The 1967 Watts riots seem to have slowed down time for Easy Rawlins, who returns only a few weeks after his apparent death at the end of Blonde Faith (2007).
That climactic car crash didn’t kill Easy, but it left him weak as a kitten and prone to disturbing dreams of past and future. Only repeated drafts of Gator’s Blood, the home brew cooked up by healer Mama Jo, allow Easy to escape the ministrations of martinet nurse Antigone Fowler and take to the streets again. As usual, his mission is straightforward—to find Evander Noon, whose mother, Timbale, is a friend of Easy’s dangerous best bud Mouse Alexander—but his path is winding. His information takes him to Lula Success’ brothel, where Evander dallied before leaving in the company of Maurice Potter. Coco, a prostitute born Helen Ray, leads Easy to Evander, who’s been kidnapped by three gangsters and tied to a tree, and the pair, acting swiftly, free Evander and bring him home to his mother. But the conflicts that made those thugs snatch Evander obviously haven’t been resolved by his rescue. In order to protect the wayward young man, Easy will have to find the links between insurance giant Proxy Nine, oil company TexOk, and the likes of sneak thief Charles Rumor and all-around nasty operator Haman Rose. Mosley is much more interested in bringing these characters and the social forces they represent to life than in connecting the dots. The result works better as anthropology than mystery, with barely a teaspoon of plot to a monstrous deal of aphorism

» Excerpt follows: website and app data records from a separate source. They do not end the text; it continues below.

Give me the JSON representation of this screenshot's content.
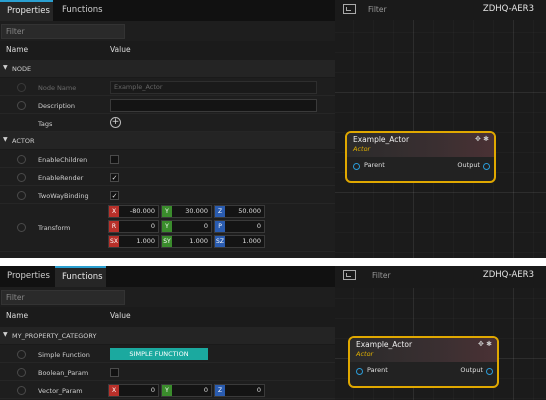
{
  "panel1": {
    "tabs": [
      {
        "label": "Properties",
        "active": true
      },
      {
        "label": "Functions",
        "active": false
      }
    ],
    "filter_placeholder": "Filter",
    "columns": {
      "name": "Name",
      "value": "Value"
    },
    "categories": {
      "node": {
        "label": "NODE"
      },
      "actor": {
        "label": "ACTOR"
      }
    },
    "node_props": {
      "node_name": {
        "label": "Node Name",
        "value": "Example_Actor"
      },
      "description": {
        "label": "Description",
        "value": ""
      },
      "tags": {
        "label": "Tags"
      }
    },
    "actor_props": {
      "enable_children": {
        "label": "EnableChildren",
        "checked": false
      },
      "enable_render": {
        "label": "EnableRender",
        "checked": true
      },
      "two_way_binding": {
        "label": "TwoWayBinding",
        "checked": true
      },
      "transform": {
        "label": "Transform",
        "rows": [
          [
            {
              "tag": "X",
              "value": "-80.000"
            },
            {
              "tag": "Y",
              "value": "30.000"
            },
            {
              "tag": "Z",
              "value": "50.000"
            }
          ],
          [
            {
              "tag": "R",
              "value": "0"
            },
            {
              "tag": "Y",
              "value": "0"
            },
            {
              "tag": "P",
              "value": "0"
            }
          ],
          [
            {
              "tag": "SX",
              "value": "1.000"
            },
            {
              "tag": "SY",
              "value": "1.000"
            },
            {
              "tag": "SZ",
              "value": "1.000"
            }
          ]
        ]
      }
    },
    "graph": {
      "filter_placeholder": "Filter",
      "title": "ZDHQ-AER3",
      "node": {
        "title": "Example_Actor",
        "type": "Actor",
        "input": "Parent",
        "output": "Output"
      }
    }
  },
  "panel2": {
    "tabs": [
      {
        "label": "Properties",
        "active": false
      },
      {
        "label": "Functions",
        "active": true
      }
    ],
    "filter_placeholder": "Filter",
    "columns": {
      "name": "Name",
      "value": "Value"
    },
    "category": {
      "label": "MY_PROPERTY_CATEGORY"
    },
    "props": {
      "simple_function": {
        "label": "Simple Function",
        "button": "SIMPLE FUNCTION"
      },
      "boolean_param": {
        "label": "Boolean_Param",
        "checked": false
      },
      "vector_param": {
        "label": "Vector_Param",
        "x": "0",
        "y": "0",
        "z": "0"
      }
    },
    "graph": {
      "filter_placeholder": "Filter",
      "title": "ZDHQ-AER3",
      "node": {
        "title": "Example_Actor",
        "type": "Actor",
        "input": "Parent",
        "output": "Output"
      }
    }
  },
  "colors": {
    "accent": "#2a9fd0",
    "node_border": "#e0a800",
    "pin": "#2b9cd8",
    "function_button": "#1ba99f",
    "tag_red": "#b8302a",
    "tag_green": "#3a8c2c",
    "tag_blue": "#2a5cb0"
  },
  "icons": [
    "chevron-down-icon",
    "plus-circle-icon",
    "checkmark-icon",
    "graph-view-icon",
    "move-icon",
    "gear-icon",
    "pin-icon"
  ]
}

Whether it’s the lingering effects of his near-fatal accident or the infusions of Gator’s Blood, Easy sounds less like Watts’ signature private eye than one of the visionaries from Mosley’s Crosstown to Oblivion novellas (Stepping Stone/The Love Machine, 2013, etc.).